(Interface dataset entries)
================================
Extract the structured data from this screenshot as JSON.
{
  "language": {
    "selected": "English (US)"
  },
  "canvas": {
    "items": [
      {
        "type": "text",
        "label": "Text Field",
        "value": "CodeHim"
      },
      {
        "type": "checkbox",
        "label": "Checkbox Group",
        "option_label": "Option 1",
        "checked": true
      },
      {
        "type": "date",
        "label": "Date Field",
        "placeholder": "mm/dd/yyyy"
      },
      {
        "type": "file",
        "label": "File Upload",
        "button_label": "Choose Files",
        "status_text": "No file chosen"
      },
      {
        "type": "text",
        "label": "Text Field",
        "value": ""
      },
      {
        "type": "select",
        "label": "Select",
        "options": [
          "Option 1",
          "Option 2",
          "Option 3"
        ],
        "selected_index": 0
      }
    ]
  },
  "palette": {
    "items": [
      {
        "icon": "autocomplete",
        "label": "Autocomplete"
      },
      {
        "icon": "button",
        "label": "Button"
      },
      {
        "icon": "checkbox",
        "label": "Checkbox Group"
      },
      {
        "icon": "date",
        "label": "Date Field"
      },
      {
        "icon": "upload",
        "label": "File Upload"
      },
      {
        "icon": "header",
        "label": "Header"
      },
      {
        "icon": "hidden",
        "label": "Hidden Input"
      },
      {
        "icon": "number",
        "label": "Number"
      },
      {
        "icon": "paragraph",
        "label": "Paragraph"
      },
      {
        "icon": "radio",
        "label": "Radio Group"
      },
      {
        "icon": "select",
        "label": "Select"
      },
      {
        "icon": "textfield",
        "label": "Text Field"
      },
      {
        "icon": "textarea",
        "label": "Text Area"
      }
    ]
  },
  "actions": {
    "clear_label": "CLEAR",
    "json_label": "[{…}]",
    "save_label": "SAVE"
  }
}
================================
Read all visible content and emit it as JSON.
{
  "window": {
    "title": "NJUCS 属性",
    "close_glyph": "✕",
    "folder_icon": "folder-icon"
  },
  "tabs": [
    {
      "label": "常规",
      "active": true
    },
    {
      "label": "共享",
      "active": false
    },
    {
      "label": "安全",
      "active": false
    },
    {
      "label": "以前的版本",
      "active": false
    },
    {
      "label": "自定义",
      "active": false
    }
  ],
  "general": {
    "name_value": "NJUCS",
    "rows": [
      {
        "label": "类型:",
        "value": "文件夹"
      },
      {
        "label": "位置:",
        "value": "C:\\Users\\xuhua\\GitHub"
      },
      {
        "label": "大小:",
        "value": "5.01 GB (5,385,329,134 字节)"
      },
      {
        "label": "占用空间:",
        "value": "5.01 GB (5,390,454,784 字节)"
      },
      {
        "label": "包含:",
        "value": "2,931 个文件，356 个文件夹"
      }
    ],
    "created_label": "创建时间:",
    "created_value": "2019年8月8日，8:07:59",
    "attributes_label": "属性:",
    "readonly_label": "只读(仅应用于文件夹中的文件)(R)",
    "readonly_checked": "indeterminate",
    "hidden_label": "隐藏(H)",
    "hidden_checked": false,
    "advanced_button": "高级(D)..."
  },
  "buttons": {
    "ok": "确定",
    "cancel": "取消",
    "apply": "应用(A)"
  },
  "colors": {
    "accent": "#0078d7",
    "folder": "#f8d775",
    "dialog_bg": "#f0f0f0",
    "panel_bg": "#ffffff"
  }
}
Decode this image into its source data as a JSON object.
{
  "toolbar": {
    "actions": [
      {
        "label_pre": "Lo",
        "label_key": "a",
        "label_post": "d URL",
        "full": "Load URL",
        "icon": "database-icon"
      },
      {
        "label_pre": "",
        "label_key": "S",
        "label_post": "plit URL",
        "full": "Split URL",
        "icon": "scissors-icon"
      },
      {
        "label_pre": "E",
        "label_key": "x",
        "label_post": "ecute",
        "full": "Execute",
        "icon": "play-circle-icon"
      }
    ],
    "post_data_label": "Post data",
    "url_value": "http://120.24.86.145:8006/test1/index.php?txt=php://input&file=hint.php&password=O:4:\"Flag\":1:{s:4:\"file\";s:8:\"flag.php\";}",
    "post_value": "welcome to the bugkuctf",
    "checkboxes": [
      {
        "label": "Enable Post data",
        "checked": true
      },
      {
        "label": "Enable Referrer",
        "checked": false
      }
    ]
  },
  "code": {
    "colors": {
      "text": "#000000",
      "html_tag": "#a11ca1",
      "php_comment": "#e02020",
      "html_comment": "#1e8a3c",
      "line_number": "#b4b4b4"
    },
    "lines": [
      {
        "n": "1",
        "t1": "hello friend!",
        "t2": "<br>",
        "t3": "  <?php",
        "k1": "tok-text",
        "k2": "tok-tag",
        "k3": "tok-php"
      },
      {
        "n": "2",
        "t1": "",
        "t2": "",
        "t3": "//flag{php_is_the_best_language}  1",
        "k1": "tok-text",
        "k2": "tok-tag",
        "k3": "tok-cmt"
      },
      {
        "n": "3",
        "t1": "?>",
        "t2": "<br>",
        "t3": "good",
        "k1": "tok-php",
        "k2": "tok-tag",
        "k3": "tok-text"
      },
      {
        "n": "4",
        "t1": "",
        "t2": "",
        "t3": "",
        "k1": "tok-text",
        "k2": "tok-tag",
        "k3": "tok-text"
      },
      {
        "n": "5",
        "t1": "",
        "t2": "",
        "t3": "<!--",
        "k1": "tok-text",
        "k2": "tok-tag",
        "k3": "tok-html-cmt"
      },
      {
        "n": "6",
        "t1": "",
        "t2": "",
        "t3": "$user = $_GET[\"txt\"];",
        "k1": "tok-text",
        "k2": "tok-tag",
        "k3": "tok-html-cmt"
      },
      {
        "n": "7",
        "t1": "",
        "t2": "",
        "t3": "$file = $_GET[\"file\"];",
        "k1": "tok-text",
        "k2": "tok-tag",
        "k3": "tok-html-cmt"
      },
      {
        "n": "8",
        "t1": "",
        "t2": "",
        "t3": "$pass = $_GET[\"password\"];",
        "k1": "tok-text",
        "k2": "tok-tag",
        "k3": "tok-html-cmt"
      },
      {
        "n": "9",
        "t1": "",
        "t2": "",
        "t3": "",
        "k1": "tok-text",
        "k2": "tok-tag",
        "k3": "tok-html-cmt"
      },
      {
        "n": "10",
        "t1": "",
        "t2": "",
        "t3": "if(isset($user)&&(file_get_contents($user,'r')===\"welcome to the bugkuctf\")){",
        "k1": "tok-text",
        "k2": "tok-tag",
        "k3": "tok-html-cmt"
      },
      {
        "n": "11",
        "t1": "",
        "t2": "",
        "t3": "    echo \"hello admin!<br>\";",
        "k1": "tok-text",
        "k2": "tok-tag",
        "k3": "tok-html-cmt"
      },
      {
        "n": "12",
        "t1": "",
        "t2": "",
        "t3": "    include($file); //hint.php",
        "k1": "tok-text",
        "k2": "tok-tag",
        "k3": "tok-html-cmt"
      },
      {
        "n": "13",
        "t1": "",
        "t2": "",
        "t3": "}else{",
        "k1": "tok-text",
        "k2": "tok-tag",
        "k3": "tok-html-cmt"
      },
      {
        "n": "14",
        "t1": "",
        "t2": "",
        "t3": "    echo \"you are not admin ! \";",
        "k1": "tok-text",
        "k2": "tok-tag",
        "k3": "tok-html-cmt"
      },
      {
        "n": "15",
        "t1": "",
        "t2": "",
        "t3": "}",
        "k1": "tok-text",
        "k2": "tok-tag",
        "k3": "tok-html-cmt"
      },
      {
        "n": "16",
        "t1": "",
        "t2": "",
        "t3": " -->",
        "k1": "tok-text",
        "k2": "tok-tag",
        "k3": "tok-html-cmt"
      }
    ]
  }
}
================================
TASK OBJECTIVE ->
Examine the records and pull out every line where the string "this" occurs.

ANSWER SECTION ->
Extract the structured data from this screenshot as JSON.
Decode this image into its source data as a JSON object.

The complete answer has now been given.